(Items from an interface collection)
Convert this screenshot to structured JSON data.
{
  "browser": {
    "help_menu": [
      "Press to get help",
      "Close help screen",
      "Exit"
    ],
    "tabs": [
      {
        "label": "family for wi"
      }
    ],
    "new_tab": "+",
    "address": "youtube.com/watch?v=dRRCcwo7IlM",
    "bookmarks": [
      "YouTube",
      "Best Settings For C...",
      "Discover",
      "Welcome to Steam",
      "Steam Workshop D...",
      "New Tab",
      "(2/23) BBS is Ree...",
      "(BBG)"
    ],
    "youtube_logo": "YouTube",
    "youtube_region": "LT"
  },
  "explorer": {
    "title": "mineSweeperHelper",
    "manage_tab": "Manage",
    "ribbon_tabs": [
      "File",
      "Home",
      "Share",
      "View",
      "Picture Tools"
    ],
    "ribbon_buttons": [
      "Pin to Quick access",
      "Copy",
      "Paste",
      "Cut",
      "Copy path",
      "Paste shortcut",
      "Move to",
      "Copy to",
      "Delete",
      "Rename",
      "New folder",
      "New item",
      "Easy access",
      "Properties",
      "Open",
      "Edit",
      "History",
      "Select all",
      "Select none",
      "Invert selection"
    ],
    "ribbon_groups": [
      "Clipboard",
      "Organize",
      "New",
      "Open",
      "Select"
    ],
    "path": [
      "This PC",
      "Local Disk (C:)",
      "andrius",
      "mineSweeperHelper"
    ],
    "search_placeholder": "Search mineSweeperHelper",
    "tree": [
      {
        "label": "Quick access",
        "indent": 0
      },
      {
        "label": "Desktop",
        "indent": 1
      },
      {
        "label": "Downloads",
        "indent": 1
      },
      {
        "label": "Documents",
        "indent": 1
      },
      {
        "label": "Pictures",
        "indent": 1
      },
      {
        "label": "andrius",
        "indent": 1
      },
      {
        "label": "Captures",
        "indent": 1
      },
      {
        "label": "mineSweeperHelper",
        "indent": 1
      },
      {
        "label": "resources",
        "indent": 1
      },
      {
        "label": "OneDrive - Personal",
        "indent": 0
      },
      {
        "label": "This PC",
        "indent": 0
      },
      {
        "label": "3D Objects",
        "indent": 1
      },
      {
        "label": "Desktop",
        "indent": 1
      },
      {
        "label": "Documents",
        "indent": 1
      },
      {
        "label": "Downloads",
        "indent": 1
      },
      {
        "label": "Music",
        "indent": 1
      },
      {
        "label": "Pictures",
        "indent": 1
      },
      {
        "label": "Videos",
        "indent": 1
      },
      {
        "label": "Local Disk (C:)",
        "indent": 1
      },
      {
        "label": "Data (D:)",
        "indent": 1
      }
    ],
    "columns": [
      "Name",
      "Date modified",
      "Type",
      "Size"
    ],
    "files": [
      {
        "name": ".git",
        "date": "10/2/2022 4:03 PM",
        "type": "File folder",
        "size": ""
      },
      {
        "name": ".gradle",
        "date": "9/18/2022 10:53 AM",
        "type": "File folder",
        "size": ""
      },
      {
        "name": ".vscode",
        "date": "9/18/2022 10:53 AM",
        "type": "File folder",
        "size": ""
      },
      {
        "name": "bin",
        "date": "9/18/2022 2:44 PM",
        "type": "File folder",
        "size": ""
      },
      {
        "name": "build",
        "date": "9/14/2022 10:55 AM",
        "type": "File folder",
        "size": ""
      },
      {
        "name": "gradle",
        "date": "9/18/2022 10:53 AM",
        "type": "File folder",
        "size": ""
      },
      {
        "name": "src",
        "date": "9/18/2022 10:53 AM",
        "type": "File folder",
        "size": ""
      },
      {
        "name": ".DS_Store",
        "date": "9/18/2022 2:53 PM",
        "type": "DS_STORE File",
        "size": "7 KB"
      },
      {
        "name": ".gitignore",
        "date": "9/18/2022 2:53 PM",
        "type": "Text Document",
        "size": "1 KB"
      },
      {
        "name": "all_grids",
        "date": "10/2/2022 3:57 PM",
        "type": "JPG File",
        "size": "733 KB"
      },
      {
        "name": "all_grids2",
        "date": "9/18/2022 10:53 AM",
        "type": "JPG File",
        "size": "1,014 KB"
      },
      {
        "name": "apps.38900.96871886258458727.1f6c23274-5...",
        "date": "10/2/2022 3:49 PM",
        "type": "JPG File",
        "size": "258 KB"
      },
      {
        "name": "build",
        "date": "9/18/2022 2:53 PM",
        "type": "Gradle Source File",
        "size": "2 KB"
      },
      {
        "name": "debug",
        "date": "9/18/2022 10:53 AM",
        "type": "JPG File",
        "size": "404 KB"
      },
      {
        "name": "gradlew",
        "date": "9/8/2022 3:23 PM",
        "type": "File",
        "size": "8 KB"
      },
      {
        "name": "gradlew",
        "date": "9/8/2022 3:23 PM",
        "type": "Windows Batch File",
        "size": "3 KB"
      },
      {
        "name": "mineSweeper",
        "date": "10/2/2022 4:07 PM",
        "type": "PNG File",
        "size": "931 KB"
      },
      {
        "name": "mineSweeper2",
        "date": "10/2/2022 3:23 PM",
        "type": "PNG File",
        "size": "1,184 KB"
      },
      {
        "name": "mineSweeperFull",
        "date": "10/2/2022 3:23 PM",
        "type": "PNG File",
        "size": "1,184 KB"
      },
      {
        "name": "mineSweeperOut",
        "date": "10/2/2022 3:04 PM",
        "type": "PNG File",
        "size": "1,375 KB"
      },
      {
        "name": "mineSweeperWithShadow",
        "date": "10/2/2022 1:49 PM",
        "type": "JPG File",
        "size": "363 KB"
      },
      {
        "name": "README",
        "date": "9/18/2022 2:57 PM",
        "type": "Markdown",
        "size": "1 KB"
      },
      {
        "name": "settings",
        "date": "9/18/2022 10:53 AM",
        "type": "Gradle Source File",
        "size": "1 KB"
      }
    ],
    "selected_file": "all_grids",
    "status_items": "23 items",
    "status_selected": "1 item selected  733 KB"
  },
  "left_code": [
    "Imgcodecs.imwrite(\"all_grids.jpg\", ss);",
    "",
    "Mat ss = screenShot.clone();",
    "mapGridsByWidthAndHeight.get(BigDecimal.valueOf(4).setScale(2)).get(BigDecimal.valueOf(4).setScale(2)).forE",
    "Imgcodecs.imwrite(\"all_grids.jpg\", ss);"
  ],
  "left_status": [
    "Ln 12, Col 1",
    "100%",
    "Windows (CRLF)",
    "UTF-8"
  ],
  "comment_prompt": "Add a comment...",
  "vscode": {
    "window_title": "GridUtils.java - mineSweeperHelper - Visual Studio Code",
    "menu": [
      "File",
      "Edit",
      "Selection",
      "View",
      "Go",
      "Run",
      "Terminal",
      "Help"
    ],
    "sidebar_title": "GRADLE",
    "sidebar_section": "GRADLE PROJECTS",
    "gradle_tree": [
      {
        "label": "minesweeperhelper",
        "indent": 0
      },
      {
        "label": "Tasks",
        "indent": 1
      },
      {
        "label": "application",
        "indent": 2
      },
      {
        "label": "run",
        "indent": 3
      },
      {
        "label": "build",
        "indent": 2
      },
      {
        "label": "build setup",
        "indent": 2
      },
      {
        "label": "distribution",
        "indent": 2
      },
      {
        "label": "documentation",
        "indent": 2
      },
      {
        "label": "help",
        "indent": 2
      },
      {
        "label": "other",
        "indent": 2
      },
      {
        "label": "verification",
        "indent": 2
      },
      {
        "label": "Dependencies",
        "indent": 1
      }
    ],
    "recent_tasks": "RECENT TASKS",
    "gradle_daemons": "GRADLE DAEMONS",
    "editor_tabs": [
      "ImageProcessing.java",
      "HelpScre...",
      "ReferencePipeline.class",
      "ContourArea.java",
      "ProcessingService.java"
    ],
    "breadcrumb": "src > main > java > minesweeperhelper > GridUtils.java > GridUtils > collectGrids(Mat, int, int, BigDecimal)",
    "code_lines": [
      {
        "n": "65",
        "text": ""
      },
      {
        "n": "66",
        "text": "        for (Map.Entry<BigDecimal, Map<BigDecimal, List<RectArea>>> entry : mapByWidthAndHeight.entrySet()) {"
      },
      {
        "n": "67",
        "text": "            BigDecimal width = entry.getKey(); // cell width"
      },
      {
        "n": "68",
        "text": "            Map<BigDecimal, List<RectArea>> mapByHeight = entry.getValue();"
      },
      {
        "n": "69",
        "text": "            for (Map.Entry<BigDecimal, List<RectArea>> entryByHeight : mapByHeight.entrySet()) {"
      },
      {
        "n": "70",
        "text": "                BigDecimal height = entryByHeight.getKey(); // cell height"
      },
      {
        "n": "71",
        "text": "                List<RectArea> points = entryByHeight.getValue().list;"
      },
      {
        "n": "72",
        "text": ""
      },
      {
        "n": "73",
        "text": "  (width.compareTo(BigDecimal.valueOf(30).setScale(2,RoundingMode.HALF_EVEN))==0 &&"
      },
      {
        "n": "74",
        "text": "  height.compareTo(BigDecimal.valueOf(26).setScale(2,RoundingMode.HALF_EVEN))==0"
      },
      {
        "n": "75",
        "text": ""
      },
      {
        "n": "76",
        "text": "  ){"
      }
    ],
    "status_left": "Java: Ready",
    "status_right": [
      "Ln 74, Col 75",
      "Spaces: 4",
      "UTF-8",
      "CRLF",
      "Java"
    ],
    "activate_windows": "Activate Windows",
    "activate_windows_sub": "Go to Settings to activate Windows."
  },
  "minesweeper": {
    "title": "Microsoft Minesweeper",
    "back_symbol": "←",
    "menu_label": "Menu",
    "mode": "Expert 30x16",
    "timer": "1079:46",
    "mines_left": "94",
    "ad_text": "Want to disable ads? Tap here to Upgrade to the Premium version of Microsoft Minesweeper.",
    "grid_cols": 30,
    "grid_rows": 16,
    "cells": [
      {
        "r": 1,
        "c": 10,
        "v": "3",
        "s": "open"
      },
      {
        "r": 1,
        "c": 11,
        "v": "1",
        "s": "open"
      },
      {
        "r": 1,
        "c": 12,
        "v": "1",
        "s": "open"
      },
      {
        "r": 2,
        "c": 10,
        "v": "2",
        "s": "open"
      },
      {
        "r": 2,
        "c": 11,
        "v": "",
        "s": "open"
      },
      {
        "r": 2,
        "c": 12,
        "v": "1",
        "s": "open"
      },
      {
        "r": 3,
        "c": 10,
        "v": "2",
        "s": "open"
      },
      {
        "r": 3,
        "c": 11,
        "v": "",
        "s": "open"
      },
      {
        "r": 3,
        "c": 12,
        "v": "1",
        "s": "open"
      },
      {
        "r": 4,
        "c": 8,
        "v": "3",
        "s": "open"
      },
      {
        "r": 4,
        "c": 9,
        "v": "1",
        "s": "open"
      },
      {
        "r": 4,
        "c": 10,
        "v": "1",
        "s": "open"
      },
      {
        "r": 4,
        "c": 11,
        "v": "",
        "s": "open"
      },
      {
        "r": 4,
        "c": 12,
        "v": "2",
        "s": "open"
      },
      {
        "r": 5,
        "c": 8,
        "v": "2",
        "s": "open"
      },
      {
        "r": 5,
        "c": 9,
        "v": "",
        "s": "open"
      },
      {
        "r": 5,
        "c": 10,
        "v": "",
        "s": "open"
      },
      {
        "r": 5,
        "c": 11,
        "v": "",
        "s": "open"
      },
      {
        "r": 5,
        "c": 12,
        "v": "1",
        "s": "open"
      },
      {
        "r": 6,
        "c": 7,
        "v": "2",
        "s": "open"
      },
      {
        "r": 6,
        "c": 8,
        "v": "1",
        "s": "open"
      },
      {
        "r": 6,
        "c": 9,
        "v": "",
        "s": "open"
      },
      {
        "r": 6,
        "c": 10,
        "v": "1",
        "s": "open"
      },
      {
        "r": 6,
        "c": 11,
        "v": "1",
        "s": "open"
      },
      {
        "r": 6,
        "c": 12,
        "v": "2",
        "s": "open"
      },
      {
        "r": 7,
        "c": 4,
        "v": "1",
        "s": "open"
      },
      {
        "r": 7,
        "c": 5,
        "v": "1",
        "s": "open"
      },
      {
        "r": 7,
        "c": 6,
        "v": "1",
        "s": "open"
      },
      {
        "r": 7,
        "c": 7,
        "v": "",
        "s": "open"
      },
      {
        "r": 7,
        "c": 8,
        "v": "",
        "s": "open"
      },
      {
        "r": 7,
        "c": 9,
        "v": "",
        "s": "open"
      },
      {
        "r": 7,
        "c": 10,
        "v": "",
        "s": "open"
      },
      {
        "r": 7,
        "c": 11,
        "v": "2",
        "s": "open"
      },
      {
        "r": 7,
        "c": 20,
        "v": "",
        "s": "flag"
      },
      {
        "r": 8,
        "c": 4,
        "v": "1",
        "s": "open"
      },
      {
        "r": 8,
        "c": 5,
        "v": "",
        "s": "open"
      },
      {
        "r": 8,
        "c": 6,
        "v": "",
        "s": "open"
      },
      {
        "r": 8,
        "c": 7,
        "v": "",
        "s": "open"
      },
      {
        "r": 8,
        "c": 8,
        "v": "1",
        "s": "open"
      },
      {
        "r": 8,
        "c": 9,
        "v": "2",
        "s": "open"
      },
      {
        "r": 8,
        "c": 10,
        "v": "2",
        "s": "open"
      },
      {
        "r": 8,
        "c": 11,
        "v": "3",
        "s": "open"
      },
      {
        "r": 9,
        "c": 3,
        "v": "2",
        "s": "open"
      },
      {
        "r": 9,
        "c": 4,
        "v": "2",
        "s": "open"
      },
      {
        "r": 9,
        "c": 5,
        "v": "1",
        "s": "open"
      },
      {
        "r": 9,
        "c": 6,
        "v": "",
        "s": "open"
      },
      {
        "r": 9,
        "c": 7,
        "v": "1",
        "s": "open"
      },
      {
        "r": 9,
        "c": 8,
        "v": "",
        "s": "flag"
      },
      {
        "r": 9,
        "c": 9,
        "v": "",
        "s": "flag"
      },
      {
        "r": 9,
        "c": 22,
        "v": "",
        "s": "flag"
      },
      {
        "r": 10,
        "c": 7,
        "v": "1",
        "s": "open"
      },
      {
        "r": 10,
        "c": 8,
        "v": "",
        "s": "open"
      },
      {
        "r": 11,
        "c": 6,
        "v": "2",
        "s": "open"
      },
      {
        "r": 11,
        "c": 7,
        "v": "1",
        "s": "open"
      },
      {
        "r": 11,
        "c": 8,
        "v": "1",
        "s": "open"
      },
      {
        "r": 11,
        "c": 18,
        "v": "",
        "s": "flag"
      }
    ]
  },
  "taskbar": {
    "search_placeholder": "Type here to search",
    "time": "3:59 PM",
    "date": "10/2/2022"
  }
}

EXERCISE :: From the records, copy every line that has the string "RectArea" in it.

ANSWER SECTION ::
        "text": "        for (Map.Entry<BigDecimal, Map<BigDecimal, List<RectArea>>> entry : mapByWidthAndHeight.entrySet()) {"
        "text": "            Map<BigDecimal, List<RectArea>> mapByHeight = entry.getValue();"
        "text": "            for (Map.Entry<BigDecimal, List<RectArea>> entryByHeight : mapByHeight.entrySet()) {"
        "text": "                List<RectArea> points = entryByHeight.getValue().list;"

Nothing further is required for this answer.